The hope in engaging in this kind of daily thoughtful and prayerful review is that you might become more sensitive to where the Holy Spirit is moving in your life and to your own spiritual ups and downs. Naming the places in which you are close to God, or close to the person you want to be, is a way to notice patterns and see if those moments can become more frequent and more joyful. Naming places of absence is a way to invite God into them and see what other patterns (like anxiety) might be leading you away from God’s peace and holiness.

 

How to practice:

1.  Invite God In:

Some ways to invite God's presence include a short prayer inviting the Holy Spirit to enter the space and the experience.  Others find it more helpful to invite through a Scripture such as Psalm 46:10a (Be still and know that I am God) or 2 Corinthians 3:17 (Now the Lord is the Spirit, and where the Spirit of the Lord is, there is freedom) or a verse of your choosing.

2.  Gratitude:

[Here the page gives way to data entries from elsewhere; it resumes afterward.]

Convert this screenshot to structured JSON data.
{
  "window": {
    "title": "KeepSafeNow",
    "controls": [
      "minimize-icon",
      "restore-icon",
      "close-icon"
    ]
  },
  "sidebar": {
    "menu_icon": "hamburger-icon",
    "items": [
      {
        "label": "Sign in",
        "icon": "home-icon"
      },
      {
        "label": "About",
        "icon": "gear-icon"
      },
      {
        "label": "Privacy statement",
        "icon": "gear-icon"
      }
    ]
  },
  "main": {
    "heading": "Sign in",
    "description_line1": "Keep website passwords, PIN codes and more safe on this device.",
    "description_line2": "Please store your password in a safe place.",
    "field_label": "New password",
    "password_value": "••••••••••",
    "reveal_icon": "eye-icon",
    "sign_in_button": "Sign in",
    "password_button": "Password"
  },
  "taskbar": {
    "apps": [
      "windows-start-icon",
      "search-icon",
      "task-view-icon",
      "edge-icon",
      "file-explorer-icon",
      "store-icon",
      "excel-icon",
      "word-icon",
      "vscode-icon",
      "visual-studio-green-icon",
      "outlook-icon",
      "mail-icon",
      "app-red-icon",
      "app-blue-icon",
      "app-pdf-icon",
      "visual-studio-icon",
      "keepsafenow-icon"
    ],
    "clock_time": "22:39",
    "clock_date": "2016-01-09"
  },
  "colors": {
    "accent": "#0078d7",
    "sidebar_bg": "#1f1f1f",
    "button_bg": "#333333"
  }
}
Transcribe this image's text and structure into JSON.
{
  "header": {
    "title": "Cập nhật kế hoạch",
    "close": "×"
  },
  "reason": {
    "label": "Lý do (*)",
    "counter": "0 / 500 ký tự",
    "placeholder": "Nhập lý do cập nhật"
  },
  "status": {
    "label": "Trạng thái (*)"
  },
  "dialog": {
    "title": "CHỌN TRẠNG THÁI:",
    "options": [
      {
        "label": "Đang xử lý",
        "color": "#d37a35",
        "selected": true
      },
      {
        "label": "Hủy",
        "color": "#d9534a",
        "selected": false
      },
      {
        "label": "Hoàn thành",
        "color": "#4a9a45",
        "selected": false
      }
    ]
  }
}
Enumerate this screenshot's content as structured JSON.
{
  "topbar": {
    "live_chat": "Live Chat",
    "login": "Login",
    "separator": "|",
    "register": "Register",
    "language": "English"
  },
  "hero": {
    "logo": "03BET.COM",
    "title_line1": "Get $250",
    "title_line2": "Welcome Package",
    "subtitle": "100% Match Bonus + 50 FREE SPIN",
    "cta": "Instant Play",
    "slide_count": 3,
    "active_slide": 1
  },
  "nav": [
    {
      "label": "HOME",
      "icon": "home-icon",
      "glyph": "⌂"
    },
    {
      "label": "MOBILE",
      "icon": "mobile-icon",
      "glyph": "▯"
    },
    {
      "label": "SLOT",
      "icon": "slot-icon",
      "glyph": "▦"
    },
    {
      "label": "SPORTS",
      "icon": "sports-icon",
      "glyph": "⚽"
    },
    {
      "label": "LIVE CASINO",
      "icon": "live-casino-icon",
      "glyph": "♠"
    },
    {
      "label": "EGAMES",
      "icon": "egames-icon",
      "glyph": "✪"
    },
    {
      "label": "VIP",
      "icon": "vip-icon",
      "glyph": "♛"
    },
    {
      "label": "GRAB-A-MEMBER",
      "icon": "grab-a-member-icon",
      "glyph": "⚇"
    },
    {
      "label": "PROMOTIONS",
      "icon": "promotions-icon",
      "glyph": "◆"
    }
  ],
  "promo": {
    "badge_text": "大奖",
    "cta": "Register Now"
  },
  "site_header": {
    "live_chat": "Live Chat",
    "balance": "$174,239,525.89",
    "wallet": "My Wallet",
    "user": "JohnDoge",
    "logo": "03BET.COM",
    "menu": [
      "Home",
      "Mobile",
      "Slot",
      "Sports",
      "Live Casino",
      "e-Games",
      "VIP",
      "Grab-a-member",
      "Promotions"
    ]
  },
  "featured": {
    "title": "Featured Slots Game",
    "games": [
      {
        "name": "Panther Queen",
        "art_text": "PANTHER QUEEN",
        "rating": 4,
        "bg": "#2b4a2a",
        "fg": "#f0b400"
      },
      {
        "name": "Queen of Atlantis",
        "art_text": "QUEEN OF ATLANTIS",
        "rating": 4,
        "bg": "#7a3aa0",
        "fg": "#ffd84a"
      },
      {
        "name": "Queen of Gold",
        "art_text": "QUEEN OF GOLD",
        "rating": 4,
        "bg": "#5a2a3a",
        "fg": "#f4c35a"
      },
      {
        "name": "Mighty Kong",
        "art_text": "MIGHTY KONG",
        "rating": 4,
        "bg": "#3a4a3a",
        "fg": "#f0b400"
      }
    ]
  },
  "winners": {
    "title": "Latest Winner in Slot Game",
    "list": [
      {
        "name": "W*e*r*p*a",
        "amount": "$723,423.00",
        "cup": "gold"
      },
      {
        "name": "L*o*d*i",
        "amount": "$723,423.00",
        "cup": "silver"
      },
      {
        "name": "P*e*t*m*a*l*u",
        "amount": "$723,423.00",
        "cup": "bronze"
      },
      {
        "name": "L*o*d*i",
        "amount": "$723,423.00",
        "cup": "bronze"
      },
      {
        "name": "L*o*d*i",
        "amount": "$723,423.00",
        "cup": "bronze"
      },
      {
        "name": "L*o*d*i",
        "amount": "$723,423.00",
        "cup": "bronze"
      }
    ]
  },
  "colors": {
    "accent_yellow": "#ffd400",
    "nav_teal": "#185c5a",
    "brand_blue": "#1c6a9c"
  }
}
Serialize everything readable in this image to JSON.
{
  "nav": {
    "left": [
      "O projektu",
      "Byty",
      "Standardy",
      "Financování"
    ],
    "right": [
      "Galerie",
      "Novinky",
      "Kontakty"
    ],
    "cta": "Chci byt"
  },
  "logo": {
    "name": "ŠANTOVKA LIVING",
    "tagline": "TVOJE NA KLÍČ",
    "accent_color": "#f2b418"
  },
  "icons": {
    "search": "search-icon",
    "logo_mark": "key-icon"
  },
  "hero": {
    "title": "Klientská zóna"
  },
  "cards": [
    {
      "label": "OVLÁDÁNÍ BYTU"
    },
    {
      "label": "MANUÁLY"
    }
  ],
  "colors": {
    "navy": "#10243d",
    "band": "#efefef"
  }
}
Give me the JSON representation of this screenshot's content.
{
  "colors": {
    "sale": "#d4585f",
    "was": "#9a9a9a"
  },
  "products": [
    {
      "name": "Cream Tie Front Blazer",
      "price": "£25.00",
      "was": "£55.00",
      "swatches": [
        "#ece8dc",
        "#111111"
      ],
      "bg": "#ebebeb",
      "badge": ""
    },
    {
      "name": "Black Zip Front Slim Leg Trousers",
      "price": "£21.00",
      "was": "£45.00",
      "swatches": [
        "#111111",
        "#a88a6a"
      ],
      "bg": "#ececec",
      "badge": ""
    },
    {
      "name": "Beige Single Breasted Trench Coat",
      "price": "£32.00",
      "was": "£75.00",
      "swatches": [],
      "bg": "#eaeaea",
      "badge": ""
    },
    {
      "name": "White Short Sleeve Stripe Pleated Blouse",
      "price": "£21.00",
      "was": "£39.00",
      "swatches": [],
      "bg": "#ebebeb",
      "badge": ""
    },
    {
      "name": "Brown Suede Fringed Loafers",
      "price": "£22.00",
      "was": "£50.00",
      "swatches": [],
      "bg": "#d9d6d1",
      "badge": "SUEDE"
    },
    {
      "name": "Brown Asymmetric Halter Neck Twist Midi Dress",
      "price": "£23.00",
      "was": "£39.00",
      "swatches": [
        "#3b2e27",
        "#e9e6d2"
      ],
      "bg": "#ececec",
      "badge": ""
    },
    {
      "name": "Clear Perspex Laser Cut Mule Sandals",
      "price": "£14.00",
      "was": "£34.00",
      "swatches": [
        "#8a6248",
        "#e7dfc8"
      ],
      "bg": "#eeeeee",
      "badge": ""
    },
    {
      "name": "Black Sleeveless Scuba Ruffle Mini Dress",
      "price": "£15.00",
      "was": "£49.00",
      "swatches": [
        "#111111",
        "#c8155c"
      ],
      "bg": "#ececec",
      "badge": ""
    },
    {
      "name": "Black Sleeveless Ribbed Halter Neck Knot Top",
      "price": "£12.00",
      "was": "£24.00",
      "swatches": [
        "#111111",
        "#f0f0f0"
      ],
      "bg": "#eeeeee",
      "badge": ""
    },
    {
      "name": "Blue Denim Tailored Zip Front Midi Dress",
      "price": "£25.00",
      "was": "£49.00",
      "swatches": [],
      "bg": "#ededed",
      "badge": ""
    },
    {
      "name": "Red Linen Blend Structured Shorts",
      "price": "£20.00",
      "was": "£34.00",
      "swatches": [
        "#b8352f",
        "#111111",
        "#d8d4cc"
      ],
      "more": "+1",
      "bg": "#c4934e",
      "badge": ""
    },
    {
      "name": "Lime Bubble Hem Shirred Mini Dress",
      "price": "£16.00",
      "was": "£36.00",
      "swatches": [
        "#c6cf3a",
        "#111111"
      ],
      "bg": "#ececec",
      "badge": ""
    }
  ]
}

Once God has been invited in, some gratitude for God's wonders can help establish a base from which to consider the more challenging parts of the day.  Gratitude has also been shown again and again to help us have a more positive outlook on life, even if our circumstances remain the same.  Ask yourself what in this day and in this moment are you thankful for?

3.  Review:

Next is the primary activity of the Examen, reviewing the day.  Pairs of questions are most helpful for identifying the patterns that can then become a source for investment into spiritual transformation.  Consider any of these pairs of questions or come up with your own:

a.  Where did I find God today?  Where did I feel God's absence?

b.  When were times I knew peace?  When were times I was out of peace?

c.  When did I share the love of Christ?  When did I withhold the love of Christ?

4.  In God's Hands:

Close in such a way that you offer yourself the opportunity to start over again the next day, not dwelling on what you have already considered and learned from during this day.  Part of the hope of the Examen is that it will help you to be more aware of the present moment in your daily life and keep you from being stuck in past guilt or future anticipation.  It can't help you do this if it becomes another source for worry and rumination.  Therefore, pray at the close for all you have considered, the good and the bad, to be put in God's hands and for you to be released from it.  Pair this with any physical or verbal act that helps you let things go.  And pray that wisdom and serenity may begin to follow.

(Finding Peace in an Anxious World, 29-31)